Later in 1978, Haring moved to New York City and enrolled in the School of Visual Arts, a creative center that fed the growing community of “alternative” artists. This new genre of art and artist developed outside the traditional museum/gallery context and came to blossom in the streets, subways, and underground clubs of New York. Through this tribe of creative minds, Haring became friends with visual artists such as Kenny Sharf and Jean-Michel Basquiat, as well as many other people in various fields, including performance art, graffiti, music.

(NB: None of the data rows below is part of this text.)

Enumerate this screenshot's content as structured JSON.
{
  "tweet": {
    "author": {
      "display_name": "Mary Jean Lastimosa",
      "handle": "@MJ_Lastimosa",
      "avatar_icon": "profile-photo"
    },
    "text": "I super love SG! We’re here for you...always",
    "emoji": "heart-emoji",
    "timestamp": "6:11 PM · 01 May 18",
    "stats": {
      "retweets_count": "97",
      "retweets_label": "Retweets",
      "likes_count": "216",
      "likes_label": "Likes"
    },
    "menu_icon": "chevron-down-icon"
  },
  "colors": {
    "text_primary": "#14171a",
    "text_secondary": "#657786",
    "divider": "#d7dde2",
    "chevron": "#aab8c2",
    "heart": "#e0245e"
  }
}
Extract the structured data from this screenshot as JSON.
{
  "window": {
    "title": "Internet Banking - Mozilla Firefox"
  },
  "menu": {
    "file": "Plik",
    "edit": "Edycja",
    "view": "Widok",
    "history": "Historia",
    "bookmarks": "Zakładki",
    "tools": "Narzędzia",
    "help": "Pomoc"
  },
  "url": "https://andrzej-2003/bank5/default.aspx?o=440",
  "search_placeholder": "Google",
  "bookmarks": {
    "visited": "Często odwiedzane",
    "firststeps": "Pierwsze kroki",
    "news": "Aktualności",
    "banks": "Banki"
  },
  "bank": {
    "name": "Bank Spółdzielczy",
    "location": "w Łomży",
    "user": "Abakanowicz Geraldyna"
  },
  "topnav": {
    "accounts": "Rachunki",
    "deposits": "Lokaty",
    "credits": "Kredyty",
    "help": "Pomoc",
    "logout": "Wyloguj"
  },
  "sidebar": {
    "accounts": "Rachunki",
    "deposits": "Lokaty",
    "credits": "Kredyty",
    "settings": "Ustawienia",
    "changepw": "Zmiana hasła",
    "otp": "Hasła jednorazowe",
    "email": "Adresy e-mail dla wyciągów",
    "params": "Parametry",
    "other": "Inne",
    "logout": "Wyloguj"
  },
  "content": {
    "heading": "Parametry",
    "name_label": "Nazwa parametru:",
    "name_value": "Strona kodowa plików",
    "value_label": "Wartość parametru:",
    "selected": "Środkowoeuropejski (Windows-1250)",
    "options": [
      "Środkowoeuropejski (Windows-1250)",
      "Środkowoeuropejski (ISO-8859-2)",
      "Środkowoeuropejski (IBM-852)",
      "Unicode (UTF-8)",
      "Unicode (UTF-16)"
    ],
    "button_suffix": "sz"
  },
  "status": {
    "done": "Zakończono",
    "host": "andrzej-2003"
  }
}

Haring had found this new arena exhilarating, embraced it wholeheartedly, and began organizing and participating in exciting exhibitions and performances at places like the famed Club 57 and other non-traditional venues.
Haring dabbled in every kind of artistic expression he was exposed to, like video, performance, installations, and collage, but his foremost passion was drawing. Inspired by Jean Dubuffet, Pierre Alechinsky, William Burroughs, Brion Gysin and the aforementioned Robert Henri, Haring came to embody the concept of the independent artist. His art refined itself over and over, eventually coming to fruition with his primary focus on the elegance and simplicity of line. He was also heavily influenced by Christo and Andy Warhol, in their fusing of art and life that resulted in not only a viewing public but a participatory one, and this too became an integral part of Haring’s artistic goals.